• [Goal of the exercise] In the entries below, every line that contains "text" must be located and copied.

[Stored items]

────────────────────────────────────────

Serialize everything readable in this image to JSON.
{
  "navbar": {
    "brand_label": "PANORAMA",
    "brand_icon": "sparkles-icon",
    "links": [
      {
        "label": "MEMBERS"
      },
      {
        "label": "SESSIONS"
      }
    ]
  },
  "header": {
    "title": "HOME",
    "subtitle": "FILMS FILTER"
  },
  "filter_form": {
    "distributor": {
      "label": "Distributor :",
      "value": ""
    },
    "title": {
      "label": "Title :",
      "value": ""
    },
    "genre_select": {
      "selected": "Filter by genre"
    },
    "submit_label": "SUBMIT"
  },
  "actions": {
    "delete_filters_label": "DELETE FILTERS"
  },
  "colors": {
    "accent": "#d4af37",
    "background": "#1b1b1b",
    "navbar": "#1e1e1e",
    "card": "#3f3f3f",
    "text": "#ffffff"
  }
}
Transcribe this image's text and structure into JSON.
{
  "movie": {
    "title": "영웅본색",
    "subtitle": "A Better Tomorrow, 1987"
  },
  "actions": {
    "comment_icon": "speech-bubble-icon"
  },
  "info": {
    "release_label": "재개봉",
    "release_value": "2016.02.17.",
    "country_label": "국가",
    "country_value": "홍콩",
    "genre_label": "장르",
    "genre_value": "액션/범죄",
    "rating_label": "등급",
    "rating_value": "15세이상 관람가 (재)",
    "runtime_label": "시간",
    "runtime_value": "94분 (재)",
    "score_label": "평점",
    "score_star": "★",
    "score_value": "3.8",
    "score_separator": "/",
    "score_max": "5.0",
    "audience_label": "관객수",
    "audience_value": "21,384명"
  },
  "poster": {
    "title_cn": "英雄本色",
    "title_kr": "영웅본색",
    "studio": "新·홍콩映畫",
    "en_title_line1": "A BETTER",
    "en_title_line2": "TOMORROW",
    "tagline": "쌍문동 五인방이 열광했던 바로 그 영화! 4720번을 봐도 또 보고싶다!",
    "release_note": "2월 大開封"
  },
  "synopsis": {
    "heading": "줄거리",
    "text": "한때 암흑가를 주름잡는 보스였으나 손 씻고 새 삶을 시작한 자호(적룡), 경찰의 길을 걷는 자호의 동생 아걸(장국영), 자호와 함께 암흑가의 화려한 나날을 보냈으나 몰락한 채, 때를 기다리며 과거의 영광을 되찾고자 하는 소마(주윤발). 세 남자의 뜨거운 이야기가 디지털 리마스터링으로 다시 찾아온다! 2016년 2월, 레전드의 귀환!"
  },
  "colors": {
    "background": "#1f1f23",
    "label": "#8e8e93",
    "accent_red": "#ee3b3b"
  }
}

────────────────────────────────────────

• [Solution to this exercise]
    "text": "#ffffff"
Transcribe this image's text and structure into JSON.
    "text": "한때 암흑가를 주름잡는 보스였으나 손 씻고 새 삶을 시작한 자호(적룡), 경찰의 길을 걷는 자호의 동생 아걸(장국영), 자호와 함께 암흑가의 화려한 나날을 보냈으나 몰락한 채, 때를 기다리며 과거의 영광을 되찾고자 하는 소마(주윤발). 세 남자의 뜨거운 이야기가 디지털 리마스터링으로 다시 찾아온다! 2016년 2월, 레전드의 귀환!"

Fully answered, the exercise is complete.